PROBLEM TO WORK ON =
Working through the lines below, return each one that holds "JSON".

Website and app data records:
★ ★ ★ ★
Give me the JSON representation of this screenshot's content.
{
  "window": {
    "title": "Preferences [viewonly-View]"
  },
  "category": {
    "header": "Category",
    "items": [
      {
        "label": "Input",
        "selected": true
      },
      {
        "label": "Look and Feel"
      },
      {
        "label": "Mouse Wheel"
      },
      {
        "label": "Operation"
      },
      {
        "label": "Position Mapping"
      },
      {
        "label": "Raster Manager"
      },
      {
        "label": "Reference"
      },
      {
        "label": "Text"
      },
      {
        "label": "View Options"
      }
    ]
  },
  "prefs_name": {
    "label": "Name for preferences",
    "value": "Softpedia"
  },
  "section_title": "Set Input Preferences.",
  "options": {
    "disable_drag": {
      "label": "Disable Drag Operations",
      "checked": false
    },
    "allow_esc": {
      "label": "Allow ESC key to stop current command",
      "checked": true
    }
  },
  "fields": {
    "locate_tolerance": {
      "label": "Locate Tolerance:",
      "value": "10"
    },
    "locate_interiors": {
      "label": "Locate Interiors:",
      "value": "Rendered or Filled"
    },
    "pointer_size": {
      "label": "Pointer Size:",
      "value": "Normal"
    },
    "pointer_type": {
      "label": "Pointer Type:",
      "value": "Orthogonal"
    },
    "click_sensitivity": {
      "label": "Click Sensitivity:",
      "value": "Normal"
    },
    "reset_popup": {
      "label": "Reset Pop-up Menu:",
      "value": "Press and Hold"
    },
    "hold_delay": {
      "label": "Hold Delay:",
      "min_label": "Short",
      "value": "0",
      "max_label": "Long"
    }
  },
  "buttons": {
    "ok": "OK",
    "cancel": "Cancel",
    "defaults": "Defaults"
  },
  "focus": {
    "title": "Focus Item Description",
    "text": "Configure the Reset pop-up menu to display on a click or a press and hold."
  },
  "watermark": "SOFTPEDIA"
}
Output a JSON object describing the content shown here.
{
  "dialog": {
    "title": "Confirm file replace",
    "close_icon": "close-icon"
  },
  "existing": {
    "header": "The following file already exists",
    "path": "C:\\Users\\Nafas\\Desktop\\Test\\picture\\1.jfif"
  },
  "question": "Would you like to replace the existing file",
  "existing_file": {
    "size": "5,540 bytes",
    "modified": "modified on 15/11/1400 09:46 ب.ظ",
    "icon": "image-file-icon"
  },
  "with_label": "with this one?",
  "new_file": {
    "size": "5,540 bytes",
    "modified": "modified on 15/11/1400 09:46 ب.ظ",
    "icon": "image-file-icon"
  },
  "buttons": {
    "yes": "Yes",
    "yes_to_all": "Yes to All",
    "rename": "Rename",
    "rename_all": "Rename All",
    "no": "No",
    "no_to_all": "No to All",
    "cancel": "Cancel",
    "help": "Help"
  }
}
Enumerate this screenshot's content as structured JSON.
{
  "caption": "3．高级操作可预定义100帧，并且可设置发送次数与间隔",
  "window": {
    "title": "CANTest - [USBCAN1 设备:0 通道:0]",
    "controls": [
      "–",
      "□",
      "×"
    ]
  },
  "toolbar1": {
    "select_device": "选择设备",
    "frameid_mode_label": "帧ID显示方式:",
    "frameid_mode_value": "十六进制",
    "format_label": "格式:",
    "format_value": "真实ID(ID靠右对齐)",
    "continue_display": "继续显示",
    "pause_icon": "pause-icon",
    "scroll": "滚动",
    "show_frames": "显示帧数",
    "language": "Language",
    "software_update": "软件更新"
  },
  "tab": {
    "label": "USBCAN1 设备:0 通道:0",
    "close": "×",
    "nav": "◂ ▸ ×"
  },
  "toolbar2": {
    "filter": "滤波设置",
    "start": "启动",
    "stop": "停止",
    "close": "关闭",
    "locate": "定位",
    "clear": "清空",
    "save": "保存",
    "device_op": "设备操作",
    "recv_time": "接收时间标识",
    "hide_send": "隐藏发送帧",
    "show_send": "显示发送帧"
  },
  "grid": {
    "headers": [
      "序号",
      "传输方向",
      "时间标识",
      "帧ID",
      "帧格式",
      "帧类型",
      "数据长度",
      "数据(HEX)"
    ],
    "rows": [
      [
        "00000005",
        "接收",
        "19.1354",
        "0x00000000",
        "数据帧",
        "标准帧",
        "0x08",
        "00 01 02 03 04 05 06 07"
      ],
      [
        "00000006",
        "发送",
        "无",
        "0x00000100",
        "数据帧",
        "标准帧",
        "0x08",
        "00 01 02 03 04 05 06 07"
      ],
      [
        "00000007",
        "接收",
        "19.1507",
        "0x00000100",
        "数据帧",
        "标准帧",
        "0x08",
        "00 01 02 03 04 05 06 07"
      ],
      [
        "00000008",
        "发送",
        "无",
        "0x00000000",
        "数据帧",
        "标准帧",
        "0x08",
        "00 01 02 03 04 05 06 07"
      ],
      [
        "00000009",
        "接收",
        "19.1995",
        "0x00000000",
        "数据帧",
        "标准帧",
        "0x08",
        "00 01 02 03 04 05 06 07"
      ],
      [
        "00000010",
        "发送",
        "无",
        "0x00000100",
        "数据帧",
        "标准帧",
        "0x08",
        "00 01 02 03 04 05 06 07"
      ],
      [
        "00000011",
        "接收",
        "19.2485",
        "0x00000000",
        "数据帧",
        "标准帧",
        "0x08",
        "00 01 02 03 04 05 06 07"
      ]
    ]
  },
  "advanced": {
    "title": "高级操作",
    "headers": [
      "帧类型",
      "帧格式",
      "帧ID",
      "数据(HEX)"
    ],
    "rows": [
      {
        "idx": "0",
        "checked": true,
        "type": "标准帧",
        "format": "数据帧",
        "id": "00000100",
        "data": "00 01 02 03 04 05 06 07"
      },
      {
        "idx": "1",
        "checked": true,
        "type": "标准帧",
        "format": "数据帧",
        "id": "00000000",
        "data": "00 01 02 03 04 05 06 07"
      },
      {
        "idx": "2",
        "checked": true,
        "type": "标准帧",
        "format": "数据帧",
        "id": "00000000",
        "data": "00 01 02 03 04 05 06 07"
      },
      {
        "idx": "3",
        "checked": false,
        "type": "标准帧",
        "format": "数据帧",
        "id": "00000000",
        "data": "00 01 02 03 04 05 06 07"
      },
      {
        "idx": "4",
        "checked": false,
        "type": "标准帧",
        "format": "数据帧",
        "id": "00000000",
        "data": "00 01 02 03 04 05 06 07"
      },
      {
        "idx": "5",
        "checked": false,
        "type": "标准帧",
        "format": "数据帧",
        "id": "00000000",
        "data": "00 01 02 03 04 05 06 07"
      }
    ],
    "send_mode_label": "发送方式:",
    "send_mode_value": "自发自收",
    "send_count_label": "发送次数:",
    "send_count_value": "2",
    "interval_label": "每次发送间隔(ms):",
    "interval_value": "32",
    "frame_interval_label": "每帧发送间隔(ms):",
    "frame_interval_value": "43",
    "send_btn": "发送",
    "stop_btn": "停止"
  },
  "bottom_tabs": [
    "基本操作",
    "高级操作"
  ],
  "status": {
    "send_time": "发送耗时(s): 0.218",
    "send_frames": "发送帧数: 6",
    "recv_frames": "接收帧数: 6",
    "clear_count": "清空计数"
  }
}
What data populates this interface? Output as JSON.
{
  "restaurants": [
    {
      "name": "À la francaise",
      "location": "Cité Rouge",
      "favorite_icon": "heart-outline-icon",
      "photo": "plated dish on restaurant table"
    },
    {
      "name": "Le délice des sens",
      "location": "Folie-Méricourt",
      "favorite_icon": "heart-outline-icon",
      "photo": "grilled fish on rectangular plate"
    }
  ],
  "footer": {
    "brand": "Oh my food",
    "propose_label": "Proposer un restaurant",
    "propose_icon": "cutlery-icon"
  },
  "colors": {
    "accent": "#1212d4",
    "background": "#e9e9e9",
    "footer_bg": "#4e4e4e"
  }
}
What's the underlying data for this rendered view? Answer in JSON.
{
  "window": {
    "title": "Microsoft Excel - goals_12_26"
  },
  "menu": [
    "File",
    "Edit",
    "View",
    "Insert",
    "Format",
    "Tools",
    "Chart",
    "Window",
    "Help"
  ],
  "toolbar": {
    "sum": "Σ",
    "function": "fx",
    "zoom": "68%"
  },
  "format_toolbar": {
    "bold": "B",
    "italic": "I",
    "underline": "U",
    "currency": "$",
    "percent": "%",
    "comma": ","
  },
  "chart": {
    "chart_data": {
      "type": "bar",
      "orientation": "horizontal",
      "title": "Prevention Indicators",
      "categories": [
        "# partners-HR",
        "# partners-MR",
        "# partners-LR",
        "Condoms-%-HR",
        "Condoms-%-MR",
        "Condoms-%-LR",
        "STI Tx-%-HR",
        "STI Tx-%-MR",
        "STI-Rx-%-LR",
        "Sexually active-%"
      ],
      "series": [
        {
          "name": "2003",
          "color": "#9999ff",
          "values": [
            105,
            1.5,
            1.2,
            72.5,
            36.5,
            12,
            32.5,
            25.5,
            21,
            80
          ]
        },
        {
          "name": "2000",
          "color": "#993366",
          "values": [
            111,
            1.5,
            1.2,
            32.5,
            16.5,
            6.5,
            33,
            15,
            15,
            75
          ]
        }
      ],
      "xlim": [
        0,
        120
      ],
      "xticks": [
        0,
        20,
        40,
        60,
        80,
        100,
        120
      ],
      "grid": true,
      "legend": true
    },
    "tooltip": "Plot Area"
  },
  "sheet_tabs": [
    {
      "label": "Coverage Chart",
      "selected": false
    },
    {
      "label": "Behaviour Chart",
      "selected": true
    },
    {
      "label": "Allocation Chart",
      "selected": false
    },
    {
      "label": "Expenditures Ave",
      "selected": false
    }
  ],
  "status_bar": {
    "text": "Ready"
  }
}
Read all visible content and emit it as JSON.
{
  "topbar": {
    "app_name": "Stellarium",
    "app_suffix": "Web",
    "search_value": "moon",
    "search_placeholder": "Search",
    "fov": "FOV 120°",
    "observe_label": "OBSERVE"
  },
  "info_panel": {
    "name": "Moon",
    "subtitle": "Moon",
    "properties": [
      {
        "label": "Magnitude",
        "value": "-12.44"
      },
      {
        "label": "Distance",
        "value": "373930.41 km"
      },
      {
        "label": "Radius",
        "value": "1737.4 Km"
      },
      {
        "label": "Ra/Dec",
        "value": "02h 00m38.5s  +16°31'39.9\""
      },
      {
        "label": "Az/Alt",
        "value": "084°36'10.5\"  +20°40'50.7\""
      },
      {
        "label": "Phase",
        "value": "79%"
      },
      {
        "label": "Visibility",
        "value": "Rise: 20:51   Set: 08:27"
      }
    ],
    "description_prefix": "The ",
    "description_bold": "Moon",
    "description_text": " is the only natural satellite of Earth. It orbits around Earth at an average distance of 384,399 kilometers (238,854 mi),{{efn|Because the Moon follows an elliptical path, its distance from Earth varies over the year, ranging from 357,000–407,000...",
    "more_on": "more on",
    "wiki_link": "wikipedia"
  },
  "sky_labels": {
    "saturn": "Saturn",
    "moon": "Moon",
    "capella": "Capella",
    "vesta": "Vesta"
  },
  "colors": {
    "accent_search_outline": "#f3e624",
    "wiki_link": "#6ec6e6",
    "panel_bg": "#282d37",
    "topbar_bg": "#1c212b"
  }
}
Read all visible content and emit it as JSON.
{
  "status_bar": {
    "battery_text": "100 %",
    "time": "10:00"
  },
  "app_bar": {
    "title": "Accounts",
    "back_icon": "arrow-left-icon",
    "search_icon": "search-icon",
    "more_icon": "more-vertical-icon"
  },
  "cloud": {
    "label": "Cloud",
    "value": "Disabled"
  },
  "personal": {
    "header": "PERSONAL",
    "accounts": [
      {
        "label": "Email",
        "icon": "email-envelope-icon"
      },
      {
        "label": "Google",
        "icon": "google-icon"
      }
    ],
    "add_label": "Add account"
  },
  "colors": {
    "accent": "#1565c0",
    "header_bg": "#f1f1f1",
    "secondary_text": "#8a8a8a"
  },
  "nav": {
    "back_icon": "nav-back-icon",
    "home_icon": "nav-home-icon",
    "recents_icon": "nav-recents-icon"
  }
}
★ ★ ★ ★
RESPONSE TO THIS EXERCISE =
Give me the JSON representation of this screenshot's content.
Output a JSON object describing the content shown here.
Enumerate this screenshot's content as structured JSON.
What data populates this interface? Output as JSON.
What's the underlying data for this rendered view? Answer in JSON.
Read all visible content and emit it as JSON.
Read all visible content and emit it as JSON.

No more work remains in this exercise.